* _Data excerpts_
- Opening Delimiter -
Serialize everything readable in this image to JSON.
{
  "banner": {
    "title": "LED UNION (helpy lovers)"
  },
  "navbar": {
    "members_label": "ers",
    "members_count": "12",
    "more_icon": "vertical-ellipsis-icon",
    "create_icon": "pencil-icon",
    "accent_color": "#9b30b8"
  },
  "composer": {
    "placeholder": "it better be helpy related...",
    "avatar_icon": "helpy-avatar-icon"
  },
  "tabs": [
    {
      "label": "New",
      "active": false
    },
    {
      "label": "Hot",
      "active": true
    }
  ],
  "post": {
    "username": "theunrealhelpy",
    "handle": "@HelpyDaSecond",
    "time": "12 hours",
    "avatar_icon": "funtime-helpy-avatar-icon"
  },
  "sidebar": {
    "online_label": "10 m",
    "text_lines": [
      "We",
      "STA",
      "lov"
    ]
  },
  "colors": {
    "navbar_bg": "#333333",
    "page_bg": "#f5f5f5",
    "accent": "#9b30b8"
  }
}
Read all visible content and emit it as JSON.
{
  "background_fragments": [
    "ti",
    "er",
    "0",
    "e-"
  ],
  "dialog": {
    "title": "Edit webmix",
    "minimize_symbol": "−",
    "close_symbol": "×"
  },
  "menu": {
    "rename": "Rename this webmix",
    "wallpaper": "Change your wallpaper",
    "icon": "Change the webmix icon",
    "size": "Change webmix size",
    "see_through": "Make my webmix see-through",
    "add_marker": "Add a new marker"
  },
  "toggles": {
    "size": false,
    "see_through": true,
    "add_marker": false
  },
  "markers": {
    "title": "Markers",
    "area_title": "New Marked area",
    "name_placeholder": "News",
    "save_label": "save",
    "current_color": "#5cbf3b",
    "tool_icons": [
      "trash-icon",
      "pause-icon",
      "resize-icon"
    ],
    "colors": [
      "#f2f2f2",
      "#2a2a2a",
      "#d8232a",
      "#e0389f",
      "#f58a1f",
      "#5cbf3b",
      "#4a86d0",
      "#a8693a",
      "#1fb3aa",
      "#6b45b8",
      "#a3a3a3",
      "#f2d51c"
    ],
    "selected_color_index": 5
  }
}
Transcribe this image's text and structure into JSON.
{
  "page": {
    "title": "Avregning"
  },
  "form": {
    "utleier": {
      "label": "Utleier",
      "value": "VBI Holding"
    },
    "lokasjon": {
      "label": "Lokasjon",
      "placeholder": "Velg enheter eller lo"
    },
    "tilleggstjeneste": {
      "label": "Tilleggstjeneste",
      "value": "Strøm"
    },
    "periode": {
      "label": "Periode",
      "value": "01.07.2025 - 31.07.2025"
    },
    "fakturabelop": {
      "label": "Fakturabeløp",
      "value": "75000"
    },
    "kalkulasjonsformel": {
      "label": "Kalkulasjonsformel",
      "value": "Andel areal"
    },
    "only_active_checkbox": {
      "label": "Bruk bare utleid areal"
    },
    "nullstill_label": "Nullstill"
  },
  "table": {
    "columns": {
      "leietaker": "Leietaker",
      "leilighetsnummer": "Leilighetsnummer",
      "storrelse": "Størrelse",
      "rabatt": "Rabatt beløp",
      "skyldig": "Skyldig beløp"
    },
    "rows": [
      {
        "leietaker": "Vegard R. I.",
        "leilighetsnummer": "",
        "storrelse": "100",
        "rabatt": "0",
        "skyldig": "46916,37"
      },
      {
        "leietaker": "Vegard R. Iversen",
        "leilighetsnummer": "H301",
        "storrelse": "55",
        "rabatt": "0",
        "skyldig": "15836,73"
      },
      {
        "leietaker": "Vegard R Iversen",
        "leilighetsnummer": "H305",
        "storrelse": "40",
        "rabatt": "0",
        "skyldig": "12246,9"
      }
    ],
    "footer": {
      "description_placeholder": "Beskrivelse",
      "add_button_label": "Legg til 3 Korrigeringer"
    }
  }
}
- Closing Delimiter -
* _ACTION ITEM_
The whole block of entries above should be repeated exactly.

* _ANSWER SECTION_
Serialize everything readable in this image to JSON.
{
  "banner": {
    "title": "LED UNION (helpy lovers)"
  },
  "navbar": {
    "members_label": "ers",
    "members_count": "12",
    "more_icon": "vertical-ellipsis-icon",
    "create_icon": "pencil-icon",
    "accent_color": "#9b30b8"
  },
  "composer": {
    "placeholder": "it better be helpy related...",
    "avatar_icon": "helpy-avatar-icon"
  },
  "tabs": [
    {
      "label": "New",
      "active": false
    },
    {
      "label": "Hot",
      "active": true
    }
  ],
  "post": {
    "username": "theunrealhelpy",
    "handle": "@HelpyDaSecond",
    "time": "12 hours",
    "avatar_icon": "funtime-helpy-avatar-icon"
  },
  "sidebar": {
    "online_label": "10 m",
    "text_lines": [
      "We",
      "STA",
      "lov"
    ]
  },
  "colors": {
    "navbar_bg": "#333333",
    "page_bg": "#f5f5f5",
    "accent": "#9b30b8"
  }
}
Read all visible content and emit it as JSON.
{
  "background_fragments": [
    "ti",
    "er",
    "0",
    "e-"
  ],
  "dialog": {
    "title": "Edit webmix",
    "minimize_symbol": "−",
    "close_symbol": "×"
  },
  "menu": {
    "rename": "Rename this webmix",
    "wallpaper": "Change your wallpaper",
    "icon": "Change the webmix icon",
    "size": "Change webmix size",
    "see_through": "Make my webmix see-through",
    "add_marker": "Add a new marker"
  },
  "toggles": {
    "size": false,
    "see_through": true,
    "add_marker": false
  },
  "markers": {
    "title": "Markers",
    "area_title": "New Marked area",
    "name_placeholder": "News",
    "save_label": "save",
    "current_color": "#5cbf3b",
    "tool_icons": [
      "trash-icon",
      "pause-icon",
      "resize-icon"
    ],
    "colors": [
      "#f2f2f2",
      "#2a2a2a",
      "#d8232a",
      "#e0389f",
      "#f58a1f",
      "#5cbf3b",
      "#4a86d0",
      "#a8693a",
      "#1fb3aa",
      "#6b45b8",
      "#a3a3a3",
      "#f2d51c"
    ],
    "selected_color_index": 5
  }
}
Transcribe this image's text and structure into JSON.
{
  "page": {
    "title": "Avregning"
  },
  "form": {
    "utleier": {
      "label": "Utleier",
      "value": "VBI Holding"
    },
    "lokasjon": {
      "label": "Lokasjon",
      "placeholder": "Velg enheter eller lo"
    },
    "tilleggstjeneste": {
      "label": "Tilleggstjeneste",
      "value": "Strøm"
    },
    "periode": {
      "label": "Periode",
      "value": "01.07.2025 - 31.07.2025"
    },
    "fakturabelop": {
      "label": "Fakturabeløp",
      "value": "75000"
    },
    "kalkulasjonsformel": {
      "label": "Kalkulasjonsformel",
      "value": "Andel areal"
    },
    "only_active_checkbox": {
      "label": "Bruk bare utleid areal"
    },
    "nullstill_label": "Nullstill"
  },
  "table": {
    "columns": {
      "leietaker": "Leietaker",
      "leilighetsnummer": "Leilighetsnummer",
      "storrelse": "Størrelse",
      "rabatt": "Rabatt beløp",
      "skyldig": "Skyldig beløp"
    },
    "rows": [
      {
        "leietaker": "Vegard R. I.",
        "leilighetsnummer": "",
        "storrelse": "100",
        "rabatt": "0",
        "skyldig": "46916,37"
      },
      {
        "leietaker": "Vegard R. Iversen",
        "leilighetsnummer": "H301",
        "storrelse": "55",
        "rabatt": "0",
        "skyldig": "15836,73"
      },
      {
        "leietaker": "Vegard R Iversen",
        "leilighetsnummer": "H305",
        "storrelse": "40",
        "rabatt": "0",
        "skyldig": "12246,9"
      }
    ],
    "footer": {
      "description_placeholder": "Beskrivelse",
      "add_button_label": "Legg til 3 Korrigeringer"
    }
  }
}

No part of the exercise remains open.